*Task directions:*
Copy each line of the data below in which the word "subtitle" can be found.

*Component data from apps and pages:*
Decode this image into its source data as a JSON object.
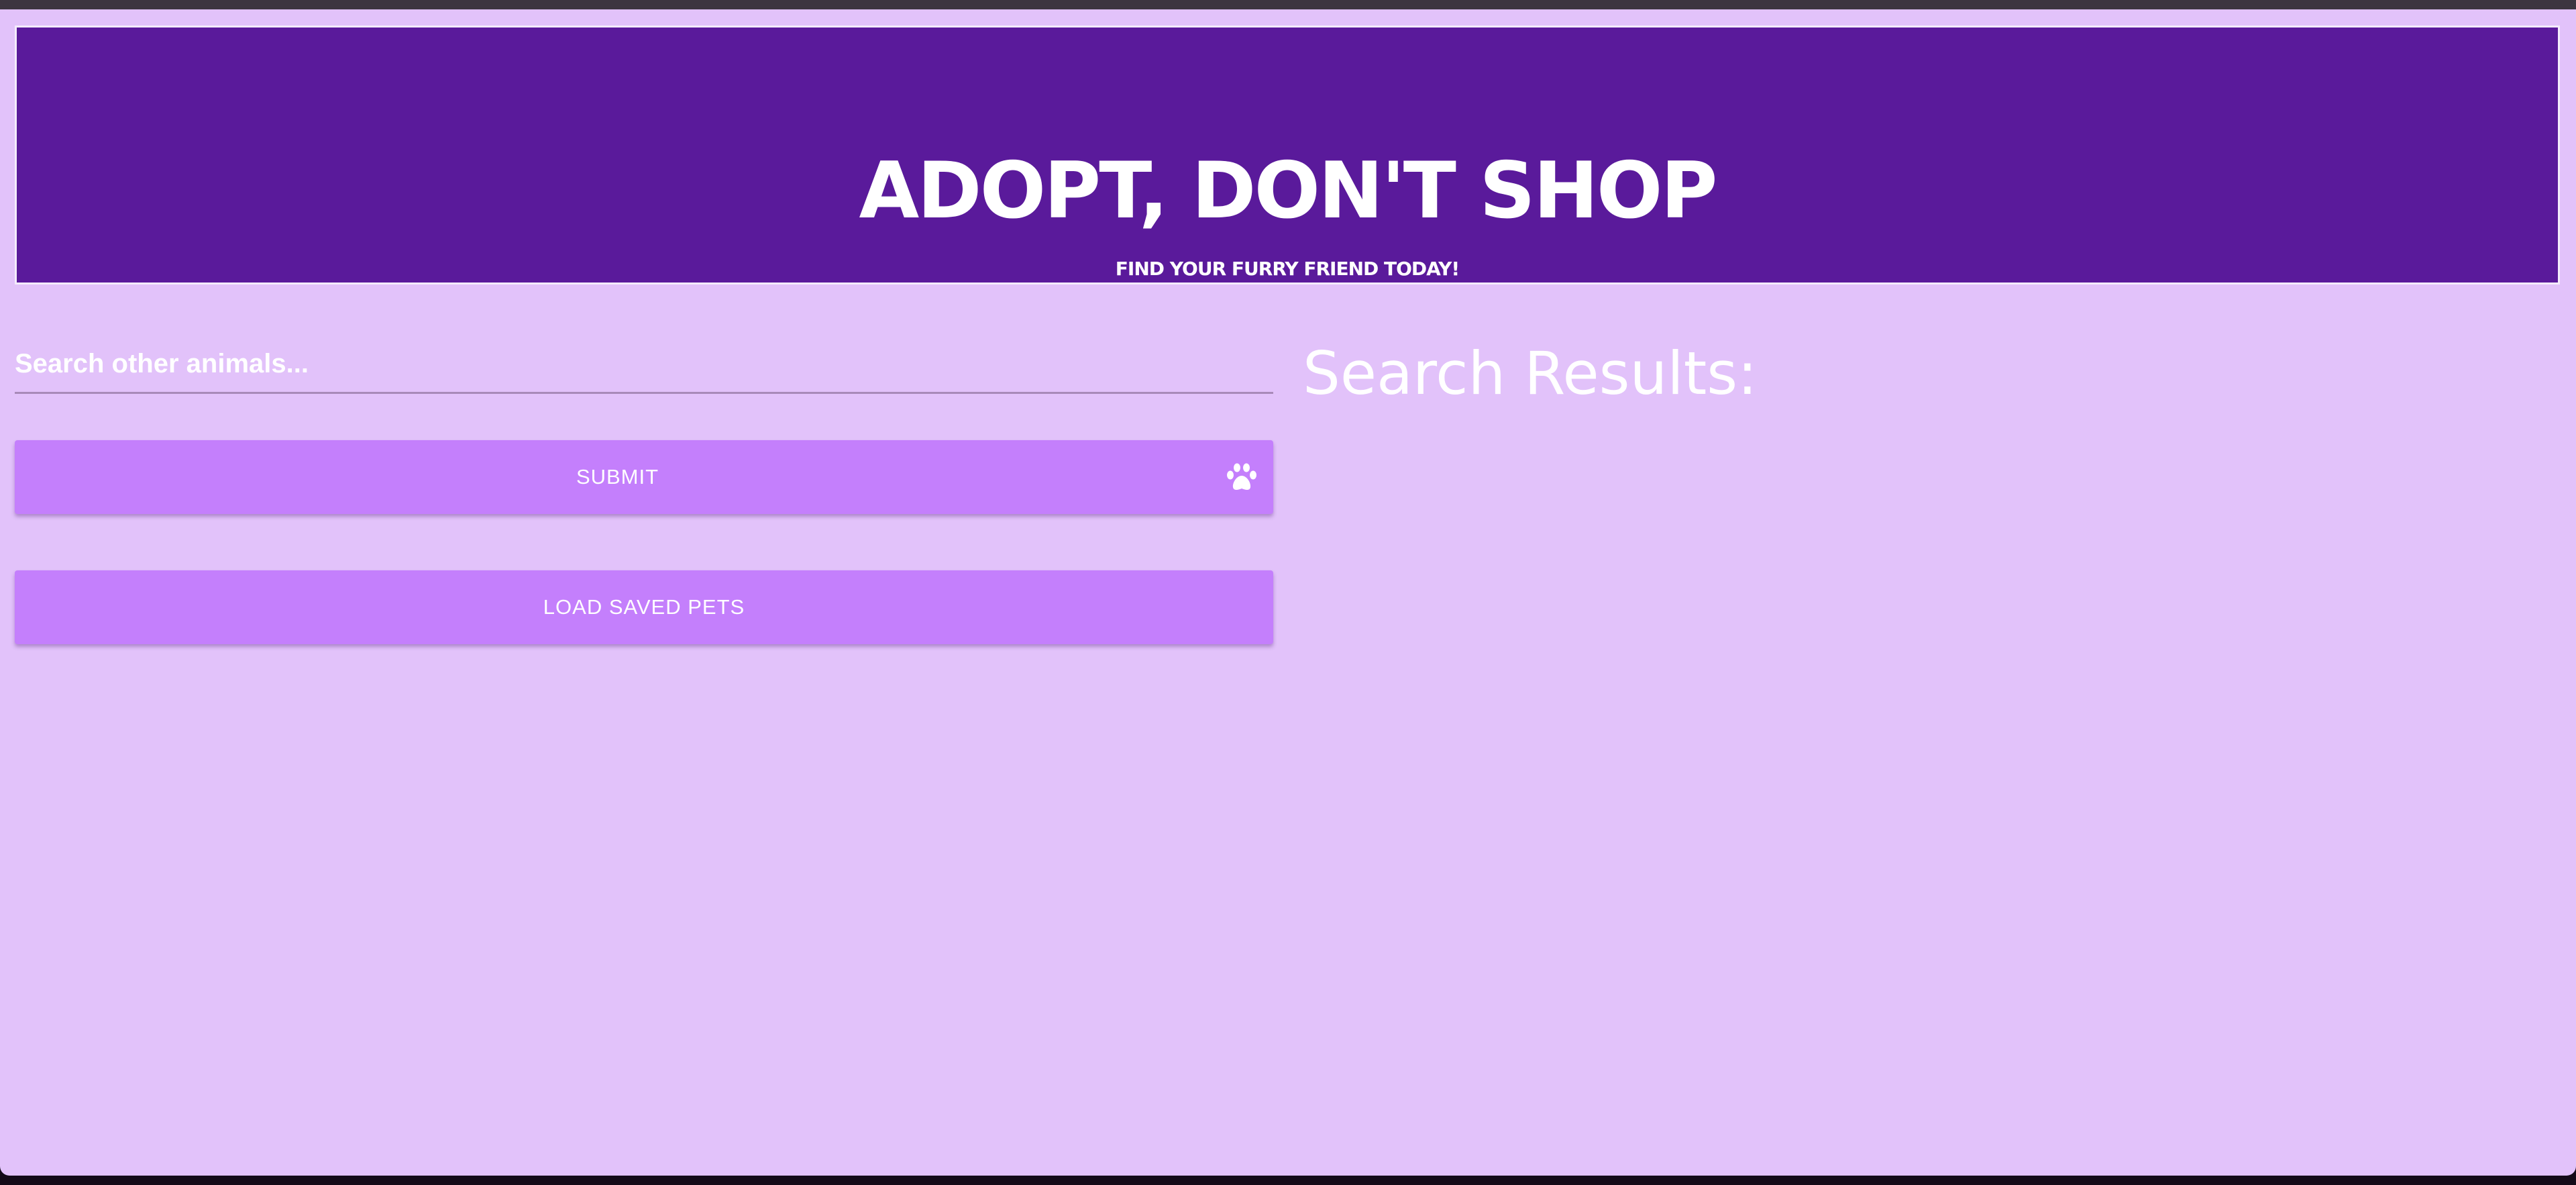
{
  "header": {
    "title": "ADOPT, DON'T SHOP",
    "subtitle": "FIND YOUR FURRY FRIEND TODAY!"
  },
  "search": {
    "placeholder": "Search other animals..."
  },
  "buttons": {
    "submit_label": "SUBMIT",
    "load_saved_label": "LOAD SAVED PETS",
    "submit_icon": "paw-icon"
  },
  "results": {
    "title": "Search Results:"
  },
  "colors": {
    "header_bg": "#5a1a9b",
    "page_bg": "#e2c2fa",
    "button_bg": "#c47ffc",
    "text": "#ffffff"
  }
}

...

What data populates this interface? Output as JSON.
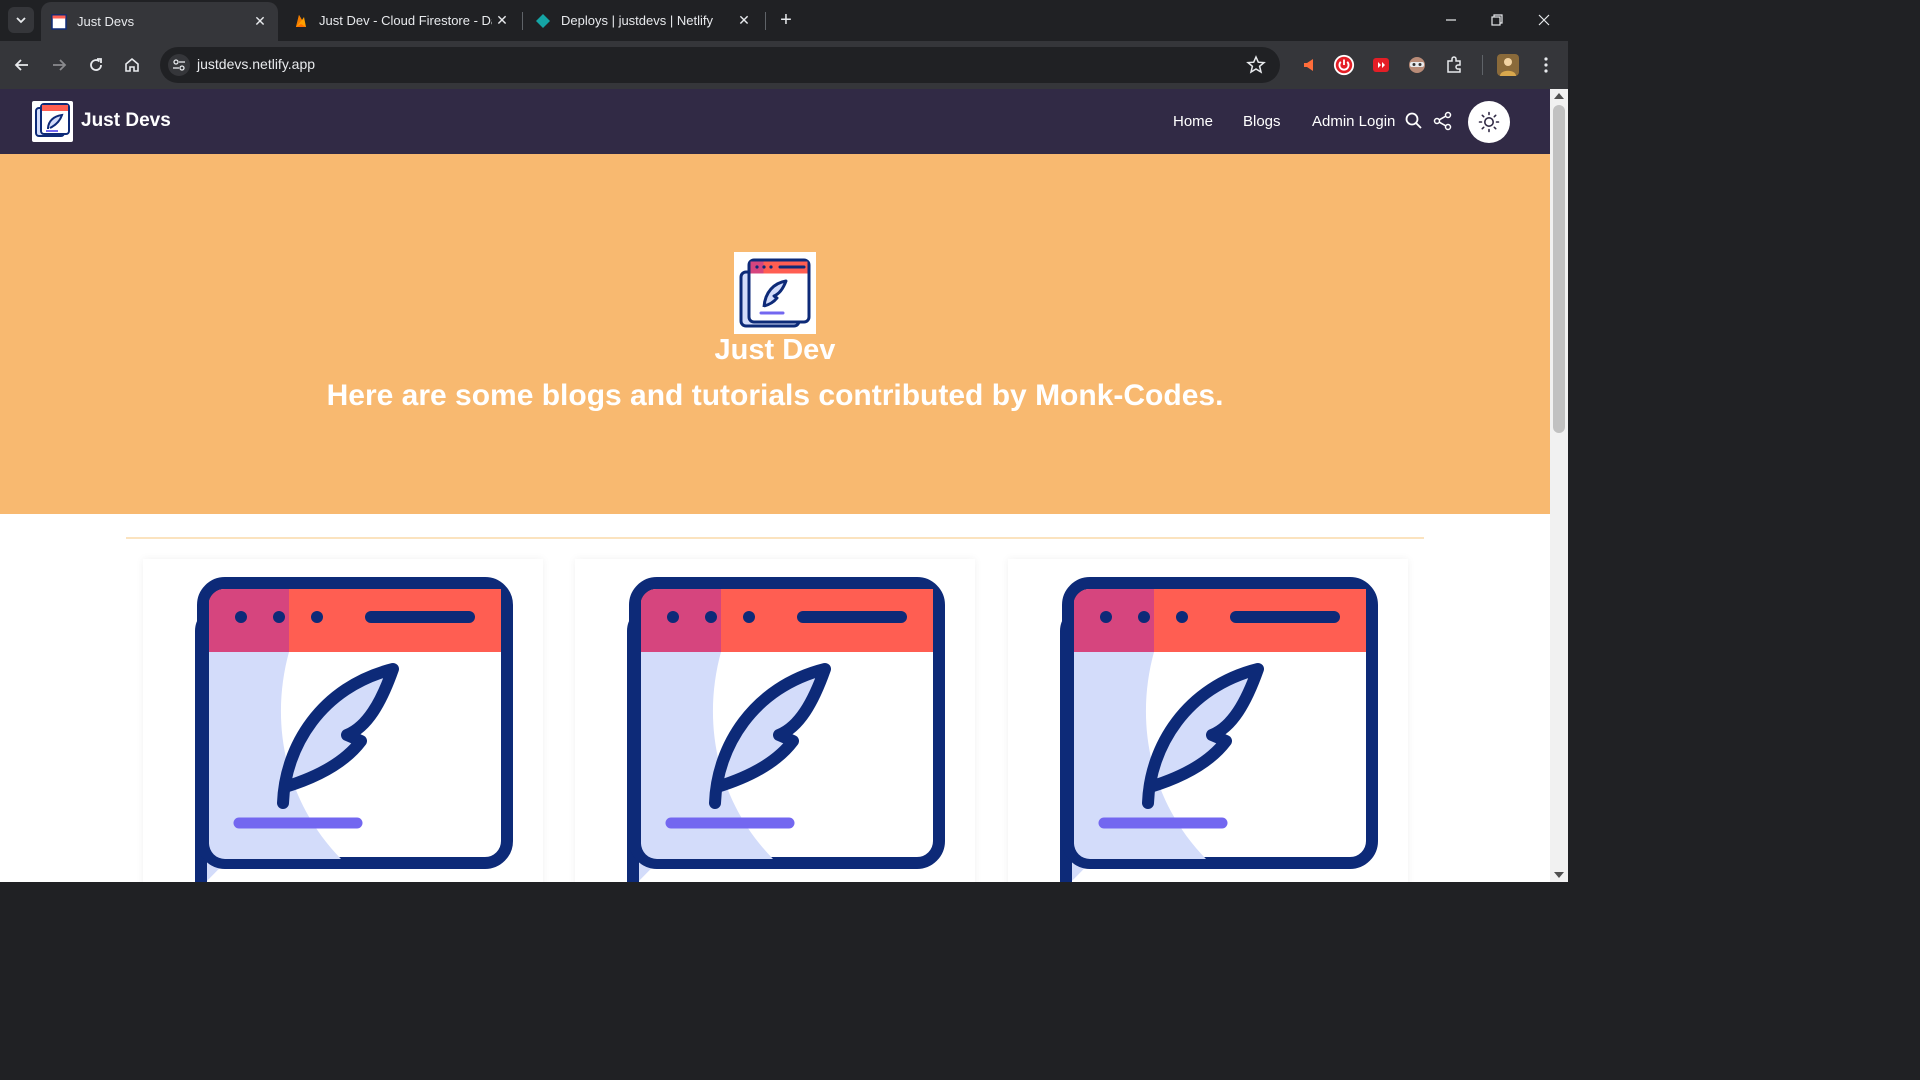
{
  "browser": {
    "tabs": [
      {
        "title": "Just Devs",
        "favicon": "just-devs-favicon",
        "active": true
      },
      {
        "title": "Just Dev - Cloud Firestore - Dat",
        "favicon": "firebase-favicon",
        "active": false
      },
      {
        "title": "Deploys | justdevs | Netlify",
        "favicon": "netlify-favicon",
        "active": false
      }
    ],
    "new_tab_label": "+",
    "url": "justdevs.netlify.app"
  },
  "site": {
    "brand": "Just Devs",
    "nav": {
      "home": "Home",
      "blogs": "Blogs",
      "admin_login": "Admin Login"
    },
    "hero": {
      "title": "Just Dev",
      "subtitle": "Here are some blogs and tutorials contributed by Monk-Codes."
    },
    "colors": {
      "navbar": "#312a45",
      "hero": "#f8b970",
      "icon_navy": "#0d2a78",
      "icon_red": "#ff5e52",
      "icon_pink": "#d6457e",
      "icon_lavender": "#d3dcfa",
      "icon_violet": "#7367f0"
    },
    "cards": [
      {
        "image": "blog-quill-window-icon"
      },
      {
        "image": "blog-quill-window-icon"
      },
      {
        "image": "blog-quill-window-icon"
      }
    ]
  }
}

*Answer section:*
    "subtitle": "FIND YOUR FURRY FRIEND TODAY!"
      "subtitle": "Here are some blogs and tutorials contributed by Monk-Codes."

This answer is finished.